Okay, because everyone in America is like, “It’s passed!” I’m like, “No, it hasn’t passed.” So what’s happened is that the government put out… it was a voluntary postal survey, so the vote that came back was a survey. It wasn’t a plebiscite, it wasn’t any sort of change to the constitution; it was a survey. It was statistics. And so now the government has that information, that shows that the majority of Australia wants marriage equality, and they’re going to take it to parliament and get parliament, because that’s how a constitution changes. So, it hasn’t passed.
I’m pissed off that the survey happened. It was a waste of taxpayers money and it created a really unsafe environment for the queer community in Australia. And I think, as much as the majority voted in support of marriage equality, it pains me that 39 percent of the country didn’t, and it scares me. It has to pass, it has to, and I think it will pass by probably the end of the year.
There’s so much good to come of it, and I was filled with resentment when that survey came out, and I was really, really disappointed with the procedures to this, arguably, means to an end, which was totally unnecessary… But it’s great to know that the majority is for it. That is wonderful. Given that in the early ’80s, homosexual conduct was punishable with 10 years imprisonment. So we’ve gone a very long way.
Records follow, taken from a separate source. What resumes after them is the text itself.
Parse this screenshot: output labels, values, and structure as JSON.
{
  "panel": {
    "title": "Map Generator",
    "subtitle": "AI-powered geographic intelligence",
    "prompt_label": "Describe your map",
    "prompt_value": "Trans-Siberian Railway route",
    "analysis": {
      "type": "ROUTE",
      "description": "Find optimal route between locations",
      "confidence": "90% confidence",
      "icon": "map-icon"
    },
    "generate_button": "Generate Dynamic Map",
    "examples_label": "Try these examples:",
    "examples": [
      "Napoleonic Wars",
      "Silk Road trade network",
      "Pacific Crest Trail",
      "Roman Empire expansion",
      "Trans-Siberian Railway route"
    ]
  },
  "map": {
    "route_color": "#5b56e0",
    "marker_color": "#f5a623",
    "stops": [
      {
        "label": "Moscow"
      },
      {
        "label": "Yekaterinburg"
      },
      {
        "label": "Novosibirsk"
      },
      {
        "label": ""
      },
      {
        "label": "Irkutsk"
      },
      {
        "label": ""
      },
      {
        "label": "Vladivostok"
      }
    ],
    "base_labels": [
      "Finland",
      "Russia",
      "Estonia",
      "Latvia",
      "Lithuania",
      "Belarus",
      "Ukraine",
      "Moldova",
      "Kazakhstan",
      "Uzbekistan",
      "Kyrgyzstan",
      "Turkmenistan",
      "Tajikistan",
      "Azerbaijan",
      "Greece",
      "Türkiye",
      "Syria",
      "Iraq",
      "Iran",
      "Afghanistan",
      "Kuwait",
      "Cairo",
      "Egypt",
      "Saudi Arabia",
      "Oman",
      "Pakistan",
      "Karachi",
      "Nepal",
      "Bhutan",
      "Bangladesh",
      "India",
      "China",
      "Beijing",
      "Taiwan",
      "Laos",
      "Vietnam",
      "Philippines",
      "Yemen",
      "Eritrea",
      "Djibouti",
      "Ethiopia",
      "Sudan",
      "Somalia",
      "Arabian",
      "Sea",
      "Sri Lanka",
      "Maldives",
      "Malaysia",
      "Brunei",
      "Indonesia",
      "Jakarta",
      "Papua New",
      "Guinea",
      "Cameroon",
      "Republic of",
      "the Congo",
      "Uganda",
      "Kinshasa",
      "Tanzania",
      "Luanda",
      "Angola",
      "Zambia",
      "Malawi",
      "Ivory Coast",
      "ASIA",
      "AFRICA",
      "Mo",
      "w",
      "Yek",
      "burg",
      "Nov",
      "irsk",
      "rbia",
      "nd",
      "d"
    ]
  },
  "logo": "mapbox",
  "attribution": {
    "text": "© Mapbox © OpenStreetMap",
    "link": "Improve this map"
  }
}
But, it’s still just so backwards that it’s been such a long process. So it hasn’t passed yet. We’ve got to keep going.